Health district to host mobile vaccination clinics
Western Tidewater Health District Vaccination Sites
- May 24 – Windsor Town Center, 23361 Courthouse Highway, Windsor, 1 to 4 p.m.
- May 24 – Ivor Fire Department, 8295 Main St., Ivor, 5 to 8 p.m.
- May 25 – Cortland Health Department, 26022 Administration Center, Courtland, 1 to 4 p.m.
- May 25 – Holland Baseball Field, 6720 Ruritan Blvd., Suffolk, 5 to 8 p.m.
- May 26 – Boykins Fire Station, 18127 N. Railroad Ave., Boykins, 1 to 4 p.m.
- May 26 – Capron Baseball Field, 22505 Drewery Road, Dreweryville, 5 to 8 p.m.
- May 27 – Southampton Meadows, 33536 Phillips St., Franklin, 1 to 4 p.m.
- May 27 – Newsoms Baseball Field, 28286 S. Main St., Newsoms, 5 to 8 p.m.
- May 28 – Hayden Village Center, 680 Oak St., Franklin, 1 to 4 p.m.
- May 28 – Carrsville Fire Department, 6201 Carrsville Highway, Carrsville, 5 to 8 p.m.
- May 29 – Planters Club, 4600 Planters Club Road, Suffolk, 1 to 4 p.m.
- May 30 – Whaleyville Recreation Center, 132 Robertson St., Suffolk, 1 to 4 p.m.
- May 30 – Lone Star Lakes Park, 401 Kings Highway, Suffolk, 5 to 8 p.m.
The Western Tidewater Health District urges people to not miss the multiple opportunities this week to receive the one-shot Johnson & Johnson COVID-19 vaccine.
The health district will host 13 free mobile vaccination clinics starting May 24 and continuing through May 30, targeting rural and underserved areas with limited vaccine access. Clinics in Windsor and Ivor were held May 24. Subsequent clinics will be held in Courtland and Holland May 25, Boykins and Dreweryville May 26, Franklin and Newsoms May 27, Franklin and Carrsville May 28, Suffolk May 29 and in Whaleyville and the Chuckatuck area May 30.
Western Tidewater Health District Director Dr. Todd Wagner said there will be little infrastructure around each event, other than the vaccines and the people administering them.
“The larger number of folks needing vaccination in larger pools or pockets has dwindled,” Wagner said, “and we don’t want to miss the opportunity to really hang the shingle in some of the more remote areas where literally, those people, for whatever reason, are just not going to areas, whether it be pharmacies or clinics or health departments and they just want to go down the road to get their vaccination.”

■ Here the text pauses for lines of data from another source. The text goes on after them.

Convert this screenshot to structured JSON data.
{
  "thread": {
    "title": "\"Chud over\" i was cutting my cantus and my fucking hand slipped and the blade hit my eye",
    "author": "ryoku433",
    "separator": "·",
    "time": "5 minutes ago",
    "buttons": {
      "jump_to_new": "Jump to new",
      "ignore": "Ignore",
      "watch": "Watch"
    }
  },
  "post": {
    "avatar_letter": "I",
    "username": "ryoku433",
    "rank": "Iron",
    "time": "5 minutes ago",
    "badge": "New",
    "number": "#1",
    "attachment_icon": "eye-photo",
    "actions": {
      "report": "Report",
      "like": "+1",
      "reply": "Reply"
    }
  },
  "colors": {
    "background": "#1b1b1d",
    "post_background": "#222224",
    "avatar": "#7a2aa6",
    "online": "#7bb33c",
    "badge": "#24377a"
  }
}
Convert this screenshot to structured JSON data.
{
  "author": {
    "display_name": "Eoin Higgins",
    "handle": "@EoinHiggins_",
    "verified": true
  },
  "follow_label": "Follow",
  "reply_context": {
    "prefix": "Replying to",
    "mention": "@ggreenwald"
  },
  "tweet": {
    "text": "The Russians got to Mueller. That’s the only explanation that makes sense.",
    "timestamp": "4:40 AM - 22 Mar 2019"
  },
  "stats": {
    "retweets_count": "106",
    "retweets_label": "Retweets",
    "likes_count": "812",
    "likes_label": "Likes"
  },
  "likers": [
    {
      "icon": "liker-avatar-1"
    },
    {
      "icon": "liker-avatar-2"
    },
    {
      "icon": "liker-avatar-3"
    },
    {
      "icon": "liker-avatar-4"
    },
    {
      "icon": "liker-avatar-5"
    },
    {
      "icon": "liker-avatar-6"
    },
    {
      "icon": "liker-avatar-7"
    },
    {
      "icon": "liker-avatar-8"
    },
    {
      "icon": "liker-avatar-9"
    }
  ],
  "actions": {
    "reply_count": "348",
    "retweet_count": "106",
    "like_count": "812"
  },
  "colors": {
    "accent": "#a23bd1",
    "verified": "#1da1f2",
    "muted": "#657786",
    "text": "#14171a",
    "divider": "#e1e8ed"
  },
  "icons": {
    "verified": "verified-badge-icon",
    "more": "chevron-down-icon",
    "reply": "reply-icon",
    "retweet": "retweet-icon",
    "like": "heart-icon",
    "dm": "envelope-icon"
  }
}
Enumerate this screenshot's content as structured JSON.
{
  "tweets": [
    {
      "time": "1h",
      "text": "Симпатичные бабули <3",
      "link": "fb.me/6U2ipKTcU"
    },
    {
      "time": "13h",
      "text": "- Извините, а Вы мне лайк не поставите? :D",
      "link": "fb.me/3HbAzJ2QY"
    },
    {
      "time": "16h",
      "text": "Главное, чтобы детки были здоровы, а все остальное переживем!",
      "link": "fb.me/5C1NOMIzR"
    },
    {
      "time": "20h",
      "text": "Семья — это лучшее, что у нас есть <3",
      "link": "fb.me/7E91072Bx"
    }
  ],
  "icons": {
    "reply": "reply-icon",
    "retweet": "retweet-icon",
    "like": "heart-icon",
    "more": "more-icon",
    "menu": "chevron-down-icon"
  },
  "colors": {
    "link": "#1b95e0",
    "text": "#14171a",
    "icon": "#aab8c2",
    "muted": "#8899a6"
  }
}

The Virginia Department of Health, in coordination with the Virginia Department of Emergency Management and other supporting partners, have put together the mobile clinics, which are in their first week.
Each clinic will administer between 50 to 100 of the one-shot Johnson & Johnson vaccine. No appointment is needed, as people wanting the vaccine can simply show up at a clinic and receive it. However, people who want to make an appointment are welcome to do that online at vaccines.gov.
“Even though the numbers aren’t large, it’s equally important to get those people that, for whatever reason, desire a vaccine but just aren’t getting it,” Wagner said.
The state health department has more information about the Johnson & Johnson vaccine at www.vdh.virginia.gov/content/uploads/sites/191/2021/05/JJInformation.pdf. They also suggest contacting your doctor for more information.
It is touting the convenience of needing just one shot “while you are already out and about.”
“We’re not concerned with big numbers or big lines,” Wagner said. “We’re not expecting that. It’s to be a trickle, probably, but (for) three-hour blocks both during the day and after hours, folks can take advantage of it.”
More than 4.5 million people in the state have received at least one dose of a COVID-19 vaccine, representing 53.2% of its population, and 65.7% of adults 18 and up with at least one dose.
More than 3.6 million people statewide are fully vaccinated, representing 42.5% of its population and 53.5% of adults 18 and up.
In Western Tidewater, lower percentages of people have been vaccinated, especially in Southampton County, Franklin and Suffolk. In those localities, the percentages of people in each having received at least one dose or having been fully vaccinated trails the state by more than 10%.
Wagner believes it is due to a combination of vaccine hesitancy and those in more remote parts of the district being further away from vaccination sites. He said the district’s vaccination percentages are comparable to other rural districts that are having similar challenges.
The health district is trying to work with community groups, Wagner said, to help quell some of the distress people may be having about the vaccine.
“It really is trying to make those logistics easier,” Wagner said, “just making it available, just educating people when they actually hear about it from a medical professional rather than online, (they’ll) say, ‘I think I will get the vaccine.’”